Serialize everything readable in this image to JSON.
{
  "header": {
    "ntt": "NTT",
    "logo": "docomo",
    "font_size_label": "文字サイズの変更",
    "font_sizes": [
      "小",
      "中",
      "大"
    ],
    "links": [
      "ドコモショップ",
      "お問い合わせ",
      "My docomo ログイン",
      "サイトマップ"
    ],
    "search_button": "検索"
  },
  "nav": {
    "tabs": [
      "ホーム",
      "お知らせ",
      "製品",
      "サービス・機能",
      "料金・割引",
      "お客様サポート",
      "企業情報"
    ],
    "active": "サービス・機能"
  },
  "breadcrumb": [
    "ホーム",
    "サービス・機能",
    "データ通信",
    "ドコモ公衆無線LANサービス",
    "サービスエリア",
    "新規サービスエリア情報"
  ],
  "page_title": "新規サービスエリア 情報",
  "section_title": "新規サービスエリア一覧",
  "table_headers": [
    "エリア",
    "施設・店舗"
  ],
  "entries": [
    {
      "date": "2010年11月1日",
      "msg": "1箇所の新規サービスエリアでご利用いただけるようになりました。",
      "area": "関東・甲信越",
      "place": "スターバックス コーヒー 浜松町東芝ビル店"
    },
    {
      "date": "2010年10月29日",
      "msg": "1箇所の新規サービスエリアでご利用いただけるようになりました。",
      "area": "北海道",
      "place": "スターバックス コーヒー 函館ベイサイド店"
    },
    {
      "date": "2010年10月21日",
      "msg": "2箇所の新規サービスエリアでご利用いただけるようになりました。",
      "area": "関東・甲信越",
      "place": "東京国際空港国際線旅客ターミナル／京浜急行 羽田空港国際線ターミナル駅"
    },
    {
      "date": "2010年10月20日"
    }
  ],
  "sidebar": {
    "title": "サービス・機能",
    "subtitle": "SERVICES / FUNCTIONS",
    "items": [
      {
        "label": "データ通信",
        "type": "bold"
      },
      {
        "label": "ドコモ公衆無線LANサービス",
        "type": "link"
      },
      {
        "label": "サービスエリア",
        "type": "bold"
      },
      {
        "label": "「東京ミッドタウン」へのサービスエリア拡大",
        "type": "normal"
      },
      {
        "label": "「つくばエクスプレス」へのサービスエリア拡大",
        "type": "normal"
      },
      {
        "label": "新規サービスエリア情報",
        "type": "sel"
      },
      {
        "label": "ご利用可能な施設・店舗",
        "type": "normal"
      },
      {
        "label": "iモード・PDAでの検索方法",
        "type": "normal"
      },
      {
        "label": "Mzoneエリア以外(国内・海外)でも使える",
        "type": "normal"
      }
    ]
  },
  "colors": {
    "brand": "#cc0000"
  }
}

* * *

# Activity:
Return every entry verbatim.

# Solved problem:
Serialize everything readable in this image to JSON.
{
  "header": {
    "ntt": "NTT",
    "logo": "docomo",
    "font_size_label": "文字サイズの変更",
    "font_sizes": [
      "小",
      "中",
      "大"
    ],
    "links": [
      "ドコモショップ",
      "お問い合わせ",
      "My docomo ログイン",
      "サイトマップ"
    ],
    "search_button": "検索"
  },
  "nav": {
    "tabs": [
      "ホーム",
      "お知らせ",
      "製品",
      "サービス・機能",
      "料金・割引",
      "お客様サポート",
      "企業情報"
    ],
    "active": "サービス・機能"
  },
  "breadcrumb": [
    "ホーム",
    "サービス・機能",
    "データ通信",
    "ドコモ公衆無線LANサービス",
    "サービスエリア",
    "新規サービスエリア情報"
  ],
  "page_title": "新規サービスエリア 情報",
  "section_title": "新規サービスエリア一覧",
  "table_headers": [
    "エリア",
    "施設・店舗"
  ],
  "entries": [
    {
      "date": "2010年11月1日",
      "msg": "1箇所の新規サービスエリアでご利用いただけるようになりました。",
      "area": "関東・甲信越",
      "place": "スターバックス コーヒー 浜松町東芝ビル店"
    },
    {
      "date": "2010年10月29日",
      "msg": "1箇所の新規サービスエリアでご利用いただけるようになりました。",
      "area": "北海道",
      "place": "スターバックス コーヒー 函館ベイサイド店"
    },
    {
      "date": "2010年10月21日",
      "msg": "2箇所の新規サービスエリアでご利用いただけるようになりました。",
      "area": "関東・甲信越",
      "place": "東京国際空港国際線旅客ターミナル／京浜急行 羽田空港国際線ターミナル駅"
    },
    {
      "date": "2010年10月20日"
    }
  ],
  "sidebar": {
    "title": "サービス・機能",
    "subtitle": "SERVICES / FUNCTIONS",
    "items": [
      {
        "label": "データ通信",
        "type": "bold"
      },
      {
        "label": "ドコモ公衆無線LANサービス",
        "type": "link"
      },
      {
        "label": "サービスエリア",
        "type": "bold"
      },
      {
        "label": "「東京ミッドタウン」へのサービスエリア拡大",
        "type": "normal"
      },
      {
        "label": "「つくばエクスプレス」へのサービスエリア拡大",
        "type": "normal"
      },
      {
        "label": "新規サービスエリア情報",
        "type": "sel"
      },
      {
        "label": "ご利用可能な施設・店舗",
        "type": "normal"
      },
      {
        "label": "iモード・PDAでの検索方法",
        "type": "normal"
      },
      {
        "label": "Mzoneエリア以外(国内・海外)でも使える",
        "type": "normal"
      }
    ]
  },
  "colors": {
    "brand": "#cc0000"
  }
}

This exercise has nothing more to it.